When I met with Lauren Kirshner for our first editing exchange at the red-brick Starbucks at the corner of College and Dovercourt—just down the street from where I live—it was the first time I felt secure within a community of writers. Meeting her was amazing to me. I didn’t feel as apart from her as I had expected. She made me feel assured that the single best way to understand myself was as a writer, and I understood myself with an unseen connection to her, and all other writers. Deep down to my bones, I know I have an impetus to write and because Lauren also understood that, by reading my story and knowing what it is to be a writer, she was able to guess things about myself that my close friends couldn’t have.
Now we are in the midst of the editing process for my story, ‘Mermaid Diaries.’ She gave me a copy of her novel Where We Have to Go on our first meeting and signed the inside cover with “Here’s to Mermaid Girls!” I think my sense of affinity wasn’t just my own imagination. It really did feel like we both understood the peculiar life that makes us unable to stop ourselves from writing as children, and continues on even as we grow older and older—always observing life around us, which sparks an idea in us that leads to a narrative of pages and words. I’ve always written but for years looked at it as just a compulsion, and didn’t think any of it was very good.
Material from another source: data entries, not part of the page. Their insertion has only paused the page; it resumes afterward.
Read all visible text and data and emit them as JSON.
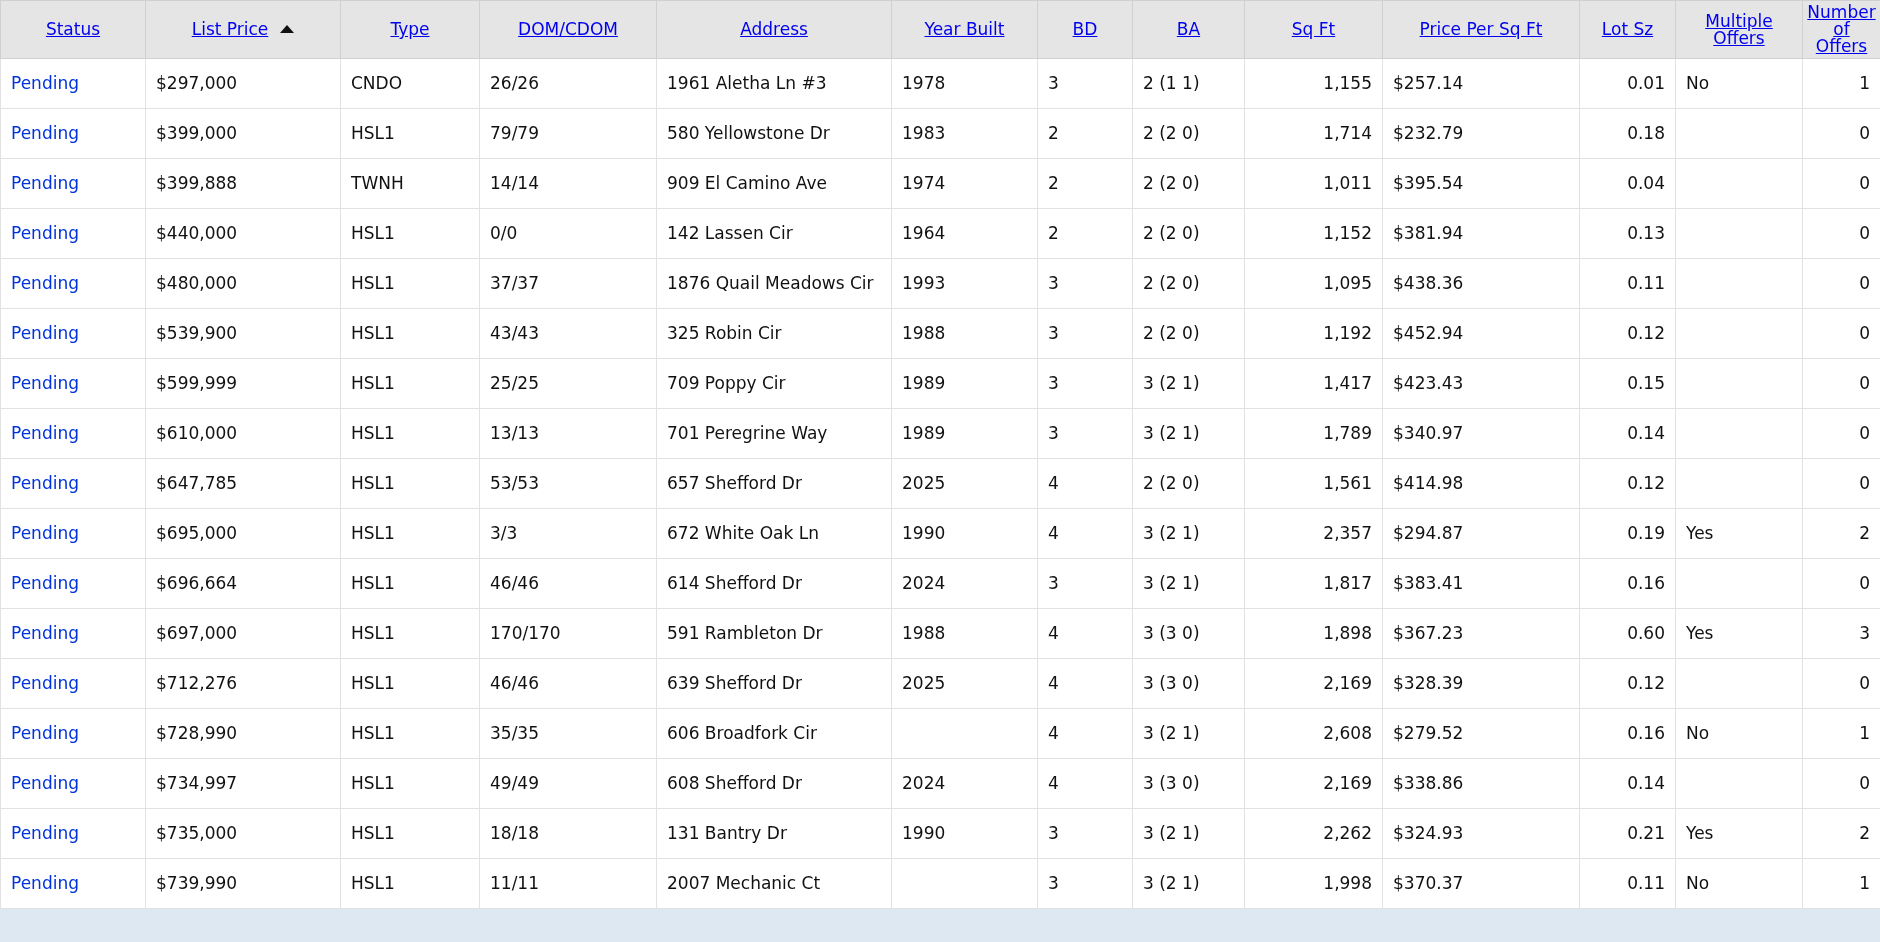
{
  "table": {
    "columns": [
      {
        "label": "Status",
        "kind": "text",
        "sorted": false
      },
      {
        "label": "List Price",
        "kind": "text",
        "sorted": true
      },
      {
        "label": "Type",
        "kind": "text",
        "sorted": false
      },
      {
        "label": "DOM/CDOM",
        "kind": "text",
        "sorted": false
      },
      {
        "label": "Address",
        "kind": "text",
        "sorted": false
      },
      {
        "label": "Year Built",
        "kind": "text",
        "sorted": false
      },
      {
        "label": "BD",
        "kind": "text",
        "sorted": false
      },
      {
        "label": "BA",
        "kind": "text",
        "sorted": false
      },
      {
        "label": "Sq Ft",
        "kind": "number",
        "sorted": false
      },
      {
        "label": "Price Per Sq Ft",
        "kind": "text",
        "sorted": false
      },
      {
        "label": "Lot Sz",
        "kind": "number",
        "sorted": false
      },
      {
        "label": "Multiple Offers",
        "kind": "text",
        "sorted": false
      },
      {
        "label": "Number of Offers",
        "kind": "number",
        "sorted": false
      }
    ],
    "rows": [
      [
        "Pending",
        "$297,000",
        "CNDO",
        "26/26",
        "1961 Aletha Ln #3",
        "1978",
        "3",
        "2 (1 1)",
        "1,155",
        "$257.14",
        "0.01",
        "No",
        "1"
      ],
      [
        "Pending",
        "$399,000",
        "HSL1",
        "79/79",
        "580 Yellowstone Dr",
        "1983",
        "2",
        "2 (2 0)",
        "1,714",
        "$232.79",
        "0.18",
        "",
        "0"
      ],
      [
        "Pending",
        "$399,888",
        "TWNH",
        "14/14",
        "909 El Camino Ave",
        "1974",
        "2",
        "2 (2 0)",
        "1,011",
        "$395.54",
        "0.04",
        "",
        "0"
      ],
      [
        "Pending",
        "$440,000",
        "HSL1",
        "0/0",
        "142 Lassen Cir",
        "1964",
        "2",
        "2 (2 0)",
        "1,152",
        "$381.94",
        "0.13",
        "",
        "0"
      ],
      [
        "Pending",
        "$480,000",
        "HSL1",
        "37/37",
        "1876 Quail Meadows Cir",
        "1993",
        "3",
        "2 (2 0)",
        "1,095",
        "$438.36",
        "0.11",
        "",
        "0"
      ],
      [
        "Pending",
        "$539,900",
        "HSL1",
        "43/43",
        "325 Robin Cir",
        "1988",
        "3",
        "2 (2 0)",
        "1,192",
        "$452.94",
        "0.12",
        "",
        "0"
      ],
      [
        "Pending",
        "$599,999",
        "HSL1",
        "25/25",
        "709 Poppy Cir",
        "1989",
        "3",
        "3 (2 1)",
        "1,417",
        "$423.43",
        "0.15",
        "",
        "0"
      ],
      [
        "Pending",
        "$610,000",
        "HSL1",
        "13/13",
        "701 Peregrine Way",
        "1989",
        "3",
        "3 (2 1)",
        "1,789",
        "$340.97",
        "0.14",
        "",
        "0"
      ],
      [
        "Pending",
        "$647,785",
        "HSL1",
        "53/53",
        "657 Shefford Dr",
        "2025",
        "4",
        "2 (2 0)",
        "1,561",
        "$414.98",
        "0.12",
        "",
        "0"
      ],
      [
        "Pending",
        "$695,000",
        "HSL1",
        "3/3",
        "672 White Oak Ln",
        "1990",
        "4",
        "3 (2 1)",
        "2,357",
        "$294.87",
        "0.19",
        "Yes",
        "2"
      ],
      [
        "Pending",
        "$696,664",
        "HSL1",
        "46/46",
        "614 Shefford Dr",
        "2024",
        "3",
        "3 (2 1)",
        "1,817",
        "$383.41",
        "0.16",
        "",
        "0"
      ],
      [
        "Pending",
        "$697,000",
        "HSL1",
        "170/170",
        "591 Rambleton Dr",
        "1988",
        "4",
        "3 (3 0)",
        "1,898",
        "$367.23",
        "0.60",
        "Yes",
        "3"
      ],
      [
        "Pending",
        "$712,276",
        "HSL1",
        "46/46",
        "639 Shefford Dr",
        "2025",
        "4",
        "3 (3 0)",
        "2,169",
        "$328.39",
        "0.12",
        "",
        "0"
      ],
      [
        "Pending",
        "$728,990",
        "HSL1",
        "35/35",
        "606 Broadfork Cir",
        "",
        "4",
        "3 (2 1)",
        "2,608",
        "$279.52",
        "0.16",
        "No",
        "1"
      ],
      [
        "Pending",
        "$734,997",
        "HSL1",
        "49/49",
        "608 Shefford Dr",
        "2024",
        "4",
        "3 (3 0)",
        "2,169",
        "$338.86",
        "0.14",
        "",
        "0"
      ],
      [
        "Pending",
        "$735,000",
        "HSL1",
        "18/18",
        "131 Bantry Dr",
        "1990",
        "3",
        "3 (2 1)",
        "2,262",
        "$324.93",
        "0.21",
        "Yes",
        "2"
      ],
      [
        "Pending",
        "$739,990",
        "HSL1",
        "11/11",
        "2007 Mechanic Ct",
        "",
        "3",
        "3 (2 1)",
        "1,998",
        "$370.37",
        "0.11",
        "No",
        "1"
      ]
    ]
  }
}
I jotted down bits and pieces that made up my story over two years that I ended up submitting to Diaspora Dialogues last year. I’d never submitted anything before. I was astonished when I heard back from them and that they wanted to pair me up with an established writer to edit my work. I suppose I’d felt like an outsider to the world of writers, but now I think that regardless of whether I’m ever published, there’s something inside me that is a ‘writer’ through and through. Working with Lauren has really affirmed my identity as a writer and an artist, and shown me how to use this confidence to hone my writing as a craft. Not to be shy of the scatter-brained impulses of a writer, but capture any fleeting nuggets of inspiration when I can and let it become something greater.